A couple of weeks ago on a Tuesday, SGSAH hosted an event: Regenerative Practices through Embodiment, a workshop for researchers working with the notion of regeneration and its relationship to the human body. The panellists were diverse in their research. They included PhD candidate in English Literature Martina Saric (UoG), PhD candidate in Creative Writing and Urban Design Jeremy Hawkins (UoG), Dr. Angeliki Sioli, assistant professor in Architecture (Delft University of Technology) and myself, a PhD candidate in Creative Assemblages and Urban Space (UWS). Through the workshop, regeneration was positioned as a practice and way of thinking that could guide holistic ways of doing research and understanding places. (more…)
Originally posted on festspace.net, this blog is reproduced here with kind permission.
Barcelona’s FestSpace team has produced a short video to bring together the objectives of the research and to summarise its key outcomes. It includes the perspective of the five cities participating via the contributions of the principal investigators of the project, members of their teams and some stakeholders. (more…)
Our Spirit of London 2012 and Local Trust funded research project examining the social value of community events was completed at the end of last year. This week, I participated in a webinar alongside project collaborator Tamsin Cox. Chaired by Bill Morris, LVO, and, along with Amy Finch (Spirit of 2012), Gurvinder Sandher (Kent Equality Cohesion Council) and James Austin (The Jo Cox Foundation) it was a great opportunity to discuss and reflect upon the outputs we created as part of our commissioned work (the webinar was recorded and so will be available soon for further distribution). (more…)
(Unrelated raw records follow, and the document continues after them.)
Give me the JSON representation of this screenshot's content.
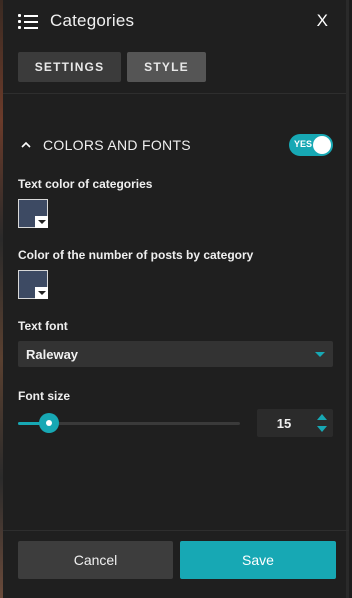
{
  "header": {
    "title": "Categories",
    "close_label": "X"
  },
  "tabs": [
    {
      "label": "SETTINGS"
    },
    {
      "label": "STYLE"
    }
  ],
  "section": {
    "title": "COLORS AND FONTS",
    "toggle_label": "YES"
  },
  "fields": {
    "text_color": {
      "label": "Text color of categories",
      "color": "#3d4a63"
    },
    "count_color": {
      "label": "Color of the number of posts by category",
      "color": "#3d4a63"
    },
    "text_font": {
      "label": "Text font",
      "value": "Raleway"
    },
    "font_size": {
      "label": "Font size",
      "value": "15",
      "slider_fraction": 0.14
    }
  },
  "footer": {
    "cancel_label": "Cancel",
    "save_label": "Save"
  },
  "colors": {
    "accent": "#17a8b4",
    "panel": "#1f1f1f",
    "control": "#333333"
  },
  "icons": [
    "list-menu-icon",
    "close-icon",
    "chevron-up-icon",
    "dropdown-caret-icon",
    "stepper-arrows-icon"
  ]
}
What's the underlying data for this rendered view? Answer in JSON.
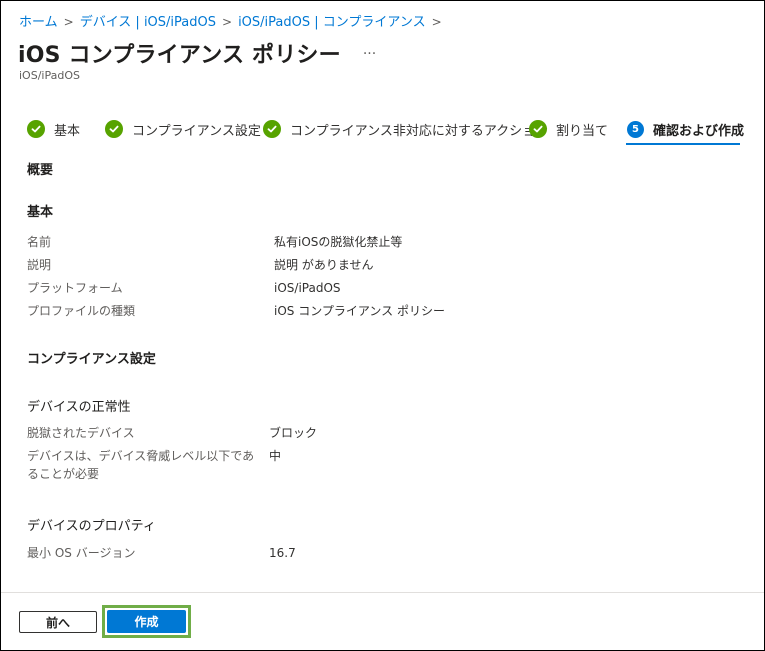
{
  "breadcrumb": {
    "items": [
      "ホーム",
      "デバイス | iOS/iPadOS",
      "iOS/iPadOS | コンプライアンス"
    ],
    "separator": ">"
  },
  "header": {
    "title": "iOS コンプライアンス ポリシー",
    "more_label": "···",
    "subtitle": "iOS/iPadOS"
  },
  "wizard": {
    "steps": [
      {
        "label": "基本",
        "state": "done"
      },
      {
        "label": "コンプライアンス設定",
        "state": "done"
      },
      {
        "label": "コンプライアンス非対応に対するアクション",
        "state": "done"
      },
      {
        "label": "割り当て",
        "state": "done"
      },
      {
        "label": "確認および作成",
        "state": "current",
        "number": "5"
      }
    ]
  },
  "summary": {
    "overview_heading": "概要",
    "basics": {
      "heading": "基本",
      "rows": [
        {
          "label": "名前",
          "value": "私有iOSの脱獄化禁止等"
        },
        {
          "label": "説明",
          "value": "説明 がありません"
        },
        {
          "label": "プラットフォーム",
          "value": "iOS/iPadOS"
        },
        {
          "label": "プロファイルの種類",
          "value": "iOS コンプライアンス ポリシー"
        }
      ]
    },
    "compliance": {
      "heading": "コンプライアンス設定",
      "device_health": {
        "heading": "デバイスの正常性",
        "rows": [
          {
            "label": "脱獄されたデバイス",
            "value": "ブロック"
          },
          {
            "label": "デバイスは、デバイス脅威レベル以下であることが必要",
            "value": "中"
          }
        ]
      },
      "device_properties": {
        "heading": "デバイスのプロパティ",
        "rows": [
          {
            "label": "最小 OS バージョン",
            "value": "16.7"
          }
        ]
      }
    }
  },
  "footer": {
    "prev_label": "前へ",
    "create_label": "作成"
  },
  "colors": {
    "accent": "#0078d4",
    "success": "#57a300",
    "highlight": "#70ad47"
  }
}
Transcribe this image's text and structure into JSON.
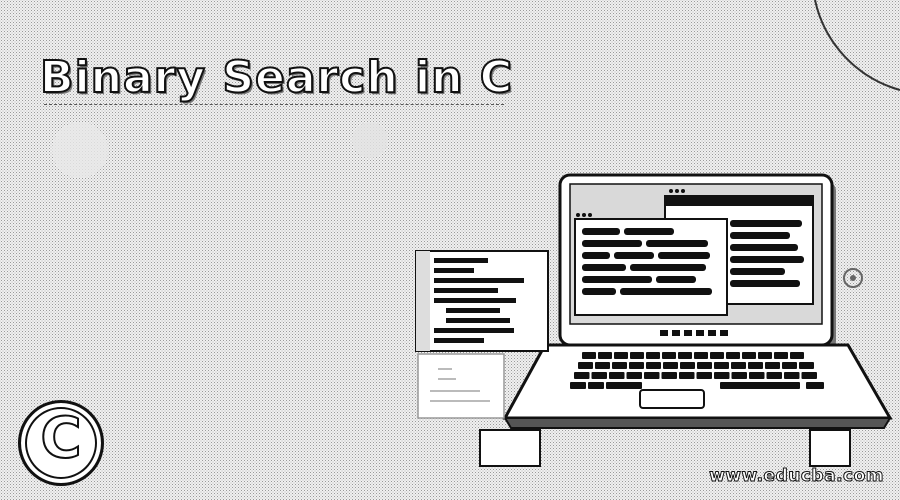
{
  "title": "Binary Search in C",
  "logo": {
    "letter": "C"
  },
  "brand": {
    "url": "www.educba.com"
  },
  "icons": [
    "c-language-logo",
    "laptop-illustration",
    "code-window-icon",
    "document-icon"
  ],
  "colors": {
    "ink": "#111111",
    "paper": "#ffffff",
    "halftone": "#9a9a9a"
  }
}
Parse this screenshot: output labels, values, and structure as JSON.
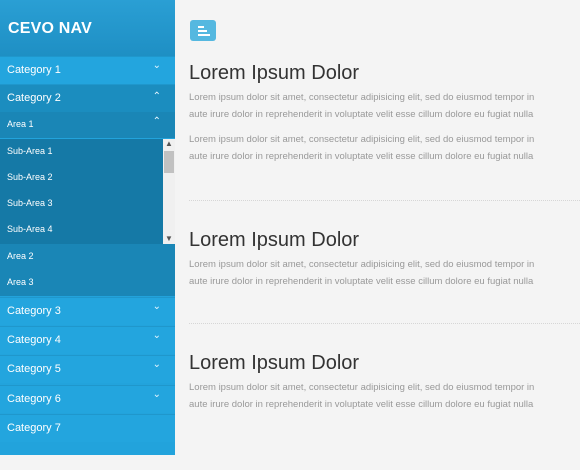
{
  "brand": "CEVO NAV",
  "sidebar": {
    "category1": "Category 1",
    "category2": "Category 2",
    "area1": "Area 1",
    "subareas": [
      "Sub-Area 1",
      "Sub-Area 2",
      "Sub-Area 3",
      "Sub-Area 4"
    ],
    "area2": "Area 2",
    "area3": "Area 3",
    "category3": "Category 3",
    "category4": "Category 4",
    "category5": "Category 5",
    "category6": "Category 6",
    "category7": "Category 7"
  },
  "icons": {
    "menu": "menu-icon",
    "chevron_down": "chevron-down-icon",
    "chevron_up": "chevron-up-icon"
  },
  "main": {
    "sections": [
      {
        "title": "Lorem Ipsum Dolor",
        "para1_line1": "Lorem ipsum dolor sit amet, consectetur adipisicing elit, sed do eiusmod tempor in",
        "para1_line2": "aute irure dolor in reprehenderit in voluptate velit esse cillum dolore eu fugiat nulla",
        "para2_line1": "Lorem ipsum dolor sit amet, consectetur adipisicing elit, sed do eiusmod tempor in",
        "para2_line2": "aute irure dolor in reprehenderit in voluptate velit esse cillum dolore eu fugiat nulla"
      },
      {
        "title": "Lorem Ipsum Dolor",
        "para1_line1": "Lorem ipsum dolor sit amet, consectetur adipisicing elit, sed do eiusmod tempor in",
        "para1_line2": "aute irure dolor in reprehenderit in voluptate velit esse cillum dolore eu fugiat nulla"
      },
      {
        "title": "Lorem Ipsum Dolor",
        "para1_line1": "Lorem ipsum dolor sit amet, consectetur adipisicing elit, sed do eiusmod tempor in",
        "para1_line2": "aute irure dolor in reprehenderit in voluptate velit esse cillum dolore eu fugiat nulla"
      }
    ]
  },
  "colors": {
    "sidebar": "#22a3dc",
    "accent": "#55b8e0"
  }
}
It is easy to forget that in a world before COVID there were already significant barriers for people with disabilities and chronic illness who wanted to take part in physical activity. Some of these barriers were physical in nature, such as inaccessible facilities, difficulties in accessing transport and the costs of specialist equipment. There were also more social and cultural barriers for example stereotypes around disability, lack of awareness and understanding of how to cater for different needs.
And then, in March 2020, the pandemic hit the UK… (more…)
The Grand Conversaziones series – part of the currently ongoing Paisley Exhibition – kicked off on the second Friday in February with a frank and fascinating exploration of Paisley’s Present. The event provided a timely reminder of the town’s assets – chief among them the internationally recognised Paisley Pattern – alongside an opportunity to reflect upon the path that Paisley is navigating out of the pandemic.
While the impositions forced upon us by the necessity for COVID19 lockdowns have been many, the enforced break from the norm has nevertheless caused many to reflect on what constitutes success and where we should seek to invest our effort when seeking to create vibrant, liveable and sustainable communities. (more…)
Matt Baker’s post on a New Approach to Culture in Scotland asks – “perhaps it is time to ask a fundamental question about the way we do culture in Scotland? Could we consciously support a culture of participation and popular ownership of culture as a key part of our national toolkit towards a just transition from both Covid and Climate Change?”
Reading this article leads to reflections on what I’ve observed in Paisley regarding where and how cultural activities meet health and wellbeing activities. Can I answer this question based on the snapshot my observations provide? From this vantage point, Paisley has an entwined approach of supporting community empowerment and the cultural ecology; both before Covid-19 and in response to the pandemic (for examples see here and here) and, starting from the principle that culture is created and experienced by everyone. (more…)